Rap Year Book By: Shea Serrano with Illustrations by Arturo Torres
This publication is not what the title says it is. Traditionally we think of a yearbook as a reflection of what happened during the course of a year. This book has given new thought to the idea of the yearbook by being more literal with the content. This book chronicles the biggest and most popular songs in Hip Hop from 1979 to 2014. So yes there are only fourteen chapters but just know that some years and some songs may have longer chapters while others may be slightly shorter, one song per chapter. I know in the Golden Age there may be songs that we think were classic yet other songs were more popular and the book recognizes those who did not make it in the book but deserve recognition for their greatness and contribution to the culture. The illustrations remind me of that guy that does nothing in your high school class but can draw his a$$ off! The artwork is pretty dope. The interpretations of the songs can be described as comprehensive. Big Pimpin by Jay Z featuring Bun B and Pimp C depicts the three emcees on a sailboat, alone.

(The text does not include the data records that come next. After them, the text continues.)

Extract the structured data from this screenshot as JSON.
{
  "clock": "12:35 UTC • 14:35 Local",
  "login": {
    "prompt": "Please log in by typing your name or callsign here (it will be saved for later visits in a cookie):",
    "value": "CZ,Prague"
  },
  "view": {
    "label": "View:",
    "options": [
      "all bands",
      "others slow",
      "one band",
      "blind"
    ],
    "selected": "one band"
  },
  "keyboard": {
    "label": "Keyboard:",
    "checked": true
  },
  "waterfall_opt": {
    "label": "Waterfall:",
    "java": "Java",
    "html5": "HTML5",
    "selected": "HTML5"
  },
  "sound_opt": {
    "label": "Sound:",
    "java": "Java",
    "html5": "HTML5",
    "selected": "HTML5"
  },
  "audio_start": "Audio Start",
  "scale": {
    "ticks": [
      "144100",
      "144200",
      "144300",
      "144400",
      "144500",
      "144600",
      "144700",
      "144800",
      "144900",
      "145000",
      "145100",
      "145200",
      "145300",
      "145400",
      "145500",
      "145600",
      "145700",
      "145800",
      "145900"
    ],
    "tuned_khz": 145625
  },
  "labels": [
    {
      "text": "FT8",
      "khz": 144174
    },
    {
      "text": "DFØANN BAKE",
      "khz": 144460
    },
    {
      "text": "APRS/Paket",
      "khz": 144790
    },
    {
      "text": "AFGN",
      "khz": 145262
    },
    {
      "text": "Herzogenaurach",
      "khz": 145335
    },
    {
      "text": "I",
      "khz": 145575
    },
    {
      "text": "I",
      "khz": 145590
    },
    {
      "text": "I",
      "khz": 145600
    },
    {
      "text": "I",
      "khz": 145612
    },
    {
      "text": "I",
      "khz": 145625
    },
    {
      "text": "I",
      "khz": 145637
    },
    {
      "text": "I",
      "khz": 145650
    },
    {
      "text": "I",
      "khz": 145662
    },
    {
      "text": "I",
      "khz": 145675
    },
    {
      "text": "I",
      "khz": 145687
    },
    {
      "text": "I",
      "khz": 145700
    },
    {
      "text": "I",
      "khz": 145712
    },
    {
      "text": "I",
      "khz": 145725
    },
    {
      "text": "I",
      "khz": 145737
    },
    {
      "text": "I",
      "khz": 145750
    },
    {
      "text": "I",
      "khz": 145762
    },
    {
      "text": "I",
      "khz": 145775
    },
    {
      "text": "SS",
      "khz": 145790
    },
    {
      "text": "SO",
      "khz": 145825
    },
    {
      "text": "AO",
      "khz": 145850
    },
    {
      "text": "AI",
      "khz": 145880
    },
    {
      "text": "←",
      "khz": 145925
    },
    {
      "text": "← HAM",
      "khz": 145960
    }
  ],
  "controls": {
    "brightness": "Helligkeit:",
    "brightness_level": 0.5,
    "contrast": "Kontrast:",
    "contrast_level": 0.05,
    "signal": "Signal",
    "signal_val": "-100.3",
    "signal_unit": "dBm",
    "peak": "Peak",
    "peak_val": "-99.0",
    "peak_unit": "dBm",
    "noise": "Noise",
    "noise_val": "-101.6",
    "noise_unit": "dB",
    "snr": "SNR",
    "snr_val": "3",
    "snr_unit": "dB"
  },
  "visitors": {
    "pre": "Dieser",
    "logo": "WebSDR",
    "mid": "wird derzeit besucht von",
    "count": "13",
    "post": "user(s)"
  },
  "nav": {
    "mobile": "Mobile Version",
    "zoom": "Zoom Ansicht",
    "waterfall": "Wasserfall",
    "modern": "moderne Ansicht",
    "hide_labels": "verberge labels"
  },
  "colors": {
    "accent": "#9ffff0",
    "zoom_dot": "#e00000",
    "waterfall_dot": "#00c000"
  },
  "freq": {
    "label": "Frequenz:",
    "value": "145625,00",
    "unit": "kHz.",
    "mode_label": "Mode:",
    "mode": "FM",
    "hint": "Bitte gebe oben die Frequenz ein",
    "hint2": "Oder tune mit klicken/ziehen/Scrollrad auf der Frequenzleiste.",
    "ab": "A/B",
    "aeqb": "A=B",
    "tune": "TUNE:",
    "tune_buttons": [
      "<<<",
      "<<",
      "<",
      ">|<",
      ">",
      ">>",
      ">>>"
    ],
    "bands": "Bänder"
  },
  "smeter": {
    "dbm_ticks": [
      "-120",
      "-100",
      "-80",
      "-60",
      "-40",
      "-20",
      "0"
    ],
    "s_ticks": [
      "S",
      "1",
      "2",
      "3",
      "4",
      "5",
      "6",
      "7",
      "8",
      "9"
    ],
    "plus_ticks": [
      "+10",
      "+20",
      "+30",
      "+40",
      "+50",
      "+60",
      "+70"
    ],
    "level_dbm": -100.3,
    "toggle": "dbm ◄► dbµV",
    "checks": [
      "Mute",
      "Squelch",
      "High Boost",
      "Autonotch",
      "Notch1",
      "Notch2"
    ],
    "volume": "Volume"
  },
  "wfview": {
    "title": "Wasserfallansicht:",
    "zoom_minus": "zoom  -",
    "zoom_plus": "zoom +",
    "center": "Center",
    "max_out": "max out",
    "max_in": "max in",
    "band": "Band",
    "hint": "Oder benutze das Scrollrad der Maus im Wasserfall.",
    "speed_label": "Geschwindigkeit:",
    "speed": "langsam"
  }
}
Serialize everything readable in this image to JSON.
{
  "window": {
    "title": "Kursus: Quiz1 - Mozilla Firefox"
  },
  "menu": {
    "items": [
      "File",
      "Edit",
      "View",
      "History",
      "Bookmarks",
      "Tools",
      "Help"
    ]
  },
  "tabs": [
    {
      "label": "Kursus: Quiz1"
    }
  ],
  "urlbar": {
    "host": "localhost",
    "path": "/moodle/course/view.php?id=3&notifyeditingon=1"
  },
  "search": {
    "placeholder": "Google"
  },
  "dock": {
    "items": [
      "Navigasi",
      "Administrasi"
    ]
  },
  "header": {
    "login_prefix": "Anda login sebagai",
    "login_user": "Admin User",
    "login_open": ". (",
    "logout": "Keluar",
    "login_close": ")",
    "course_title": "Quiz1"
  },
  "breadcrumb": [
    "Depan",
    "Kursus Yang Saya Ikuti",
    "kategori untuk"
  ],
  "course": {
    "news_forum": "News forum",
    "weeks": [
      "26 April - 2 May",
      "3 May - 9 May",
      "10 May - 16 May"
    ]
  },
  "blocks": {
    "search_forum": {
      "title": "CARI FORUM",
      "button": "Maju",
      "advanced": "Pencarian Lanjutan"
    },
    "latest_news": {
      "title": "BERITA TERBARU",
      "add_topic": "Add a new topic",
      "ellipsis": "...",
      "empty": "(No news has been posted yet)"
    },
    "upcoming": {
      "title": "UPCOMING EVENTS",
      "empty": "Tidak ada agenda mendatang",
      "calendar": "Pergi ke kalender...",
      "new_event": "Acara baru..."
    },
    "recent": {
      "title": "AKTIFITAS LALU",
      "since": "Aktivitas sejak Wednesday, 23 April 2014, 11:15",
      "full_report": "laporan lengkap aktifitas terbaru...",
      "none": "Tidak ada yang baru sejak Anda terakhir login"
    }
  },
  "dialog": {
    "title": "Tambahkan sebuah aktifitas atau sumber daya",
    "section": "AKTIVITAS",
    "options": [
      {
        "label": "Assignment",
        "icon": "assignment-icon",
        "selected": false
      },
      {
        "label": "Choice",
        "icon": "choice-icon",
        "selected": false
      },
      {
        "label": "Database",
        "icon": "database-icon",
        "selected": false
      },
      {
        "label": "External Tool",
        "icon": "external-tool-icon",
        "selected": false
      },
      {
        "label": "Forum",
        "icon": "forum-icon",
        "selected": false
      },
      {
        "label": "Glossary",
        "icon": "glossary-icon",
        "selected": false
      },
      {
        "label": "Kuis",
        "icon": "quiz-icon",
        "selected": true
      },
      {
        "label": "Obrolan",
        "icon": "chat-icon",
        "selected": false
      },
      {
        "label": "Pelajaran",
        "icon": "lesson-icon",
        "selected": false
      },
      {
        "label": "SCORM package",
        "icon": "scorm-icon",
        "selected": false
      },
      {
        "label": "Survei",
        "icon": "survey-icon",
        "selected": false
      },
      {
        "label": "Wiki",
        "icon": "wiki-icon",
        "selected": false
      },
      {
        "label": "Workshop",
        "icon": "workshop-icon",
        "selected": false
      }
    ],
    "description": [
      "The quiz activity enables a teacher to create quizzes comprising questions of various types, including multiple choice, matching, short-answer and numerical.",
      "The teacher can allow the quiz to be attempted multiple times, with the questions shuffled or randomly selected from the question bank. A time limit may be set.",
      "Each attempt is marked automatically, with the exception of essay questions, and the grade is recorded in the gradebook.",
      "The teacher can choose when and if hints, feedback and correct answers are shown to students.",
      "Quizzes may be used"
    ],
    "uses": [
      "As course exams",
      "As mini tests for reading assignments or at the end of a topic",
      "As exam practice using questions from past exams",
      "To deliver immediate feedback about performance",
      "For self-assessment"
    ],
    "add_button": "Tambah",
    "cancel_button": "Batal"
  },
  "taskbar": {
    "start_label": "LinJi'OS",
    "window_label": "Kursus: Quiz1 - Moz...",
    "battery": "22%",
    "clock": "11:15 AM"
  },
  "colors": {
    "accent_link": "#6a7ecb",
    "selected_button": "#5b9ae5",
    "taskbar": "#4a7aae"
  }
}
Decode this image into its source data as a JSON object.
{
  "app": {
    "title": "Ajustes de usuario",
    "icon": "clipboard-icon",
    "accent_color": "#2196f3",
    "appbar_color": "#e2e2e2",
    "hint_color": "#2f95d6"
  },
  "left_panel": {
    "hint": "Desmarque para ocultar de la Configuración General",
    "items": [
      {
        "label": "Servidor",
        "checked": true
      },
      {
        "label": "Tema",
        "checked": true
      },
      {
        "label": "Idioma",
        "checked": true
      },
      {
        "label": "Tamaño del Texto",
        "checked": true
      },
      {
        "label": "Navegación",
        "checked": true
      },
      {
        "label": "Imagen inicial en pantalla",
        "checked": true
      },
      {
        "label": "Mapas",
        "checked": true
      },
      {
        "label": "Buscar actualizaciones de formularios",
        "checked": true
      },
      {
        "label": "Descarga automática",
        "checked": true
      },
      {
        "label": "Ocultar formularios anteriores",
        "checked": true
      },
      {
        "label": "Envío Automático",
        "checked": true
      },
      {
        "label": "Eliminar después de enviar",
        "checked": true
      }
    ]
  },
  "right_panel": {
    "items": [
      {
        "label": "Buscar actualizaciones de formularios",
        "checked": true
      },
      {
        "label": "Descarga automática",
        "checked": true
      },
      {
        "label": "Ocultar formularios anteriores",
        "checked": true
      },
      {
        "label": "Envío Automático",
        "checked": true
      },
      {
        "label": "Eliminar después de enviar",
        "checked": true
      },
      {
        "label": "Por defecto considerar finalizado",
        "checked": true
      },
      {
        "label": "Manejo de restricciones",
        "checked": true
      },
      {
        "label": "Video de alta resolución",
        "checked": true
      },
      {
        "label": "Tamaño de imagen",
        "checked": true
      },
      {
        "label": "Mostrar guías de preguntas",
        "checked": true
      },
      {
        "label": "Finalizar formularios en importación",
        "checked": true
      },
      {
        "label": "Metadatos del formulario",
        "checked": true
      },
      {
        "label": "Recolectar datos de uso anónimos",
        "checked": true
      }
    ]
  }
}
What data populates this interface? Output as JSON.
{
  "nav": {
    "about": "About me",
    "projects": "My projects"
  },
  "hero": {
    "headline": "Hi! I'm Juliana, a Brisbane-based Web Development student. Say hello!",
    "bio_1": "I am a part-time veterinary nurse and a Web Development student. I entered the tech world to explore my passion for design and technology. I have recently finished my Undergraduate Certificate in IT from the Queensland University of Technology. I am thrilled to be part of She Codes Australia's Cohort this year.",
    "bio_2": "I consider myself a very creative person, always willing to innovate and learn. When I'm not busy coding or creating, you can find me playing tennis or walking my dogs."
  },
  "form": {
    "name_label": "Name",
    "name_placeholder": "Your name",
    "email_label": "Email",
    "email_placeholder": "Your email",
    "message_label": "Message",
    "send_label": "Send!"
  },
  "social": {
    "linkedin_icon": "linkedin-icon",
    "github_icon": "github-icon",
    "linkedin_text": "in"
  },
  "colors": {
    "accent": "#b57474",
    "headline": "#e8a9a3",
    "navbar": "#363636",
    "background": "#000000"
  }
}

This book has a lot of information so let’s start from the top! The book uses infographics and what the author calls lyric maps to help decipher the songs. The lyrics to all fourteen songs are rewritten in the book and the map is there to help you understand the messages in the music. Following that there is a transcript of an interview from that artist, group, or duo during their time in the industry. The book is rather thick so if you really want to study this is a good book to read. The language is more for those who are at least in high school. This book would definitely help those who like to rap at karaoke but only after a few practice sessions. This book would be sufficient for a high school literature class but I would probably pick and choose which songs I discuss in class instead of utilizing the entire book.
This is more of a Hip Hop nerd book. It doesn’t really serve a purpose but it has great information and is a good read. This is a good water cooler or barbershop conversation starter. Great debates will be had over this publication and it reminds of how far Hip Hop and Rap music has come. The fact that Lil Wayne’s A Millie made it into the book says something about the levels of lyricism that we never thought were possible. I too am a Rakim fanatic and to go from Ra to Wayne is an English major’s gift and curse. The book kind of reflects Hip Hop past, present, and future. Where we’re come and where we are currently. I hope the author continues where he left off in 2015. It’d be even cooler if he could predict the future of Hip Hop by looking at the past trends of Hip Hop and Rap music, but this book is definitely something worth copping. It doesn’t cost as much as some books on our #HipHopReads list. This book would be a great gift for the Hip Hop nerd in your life!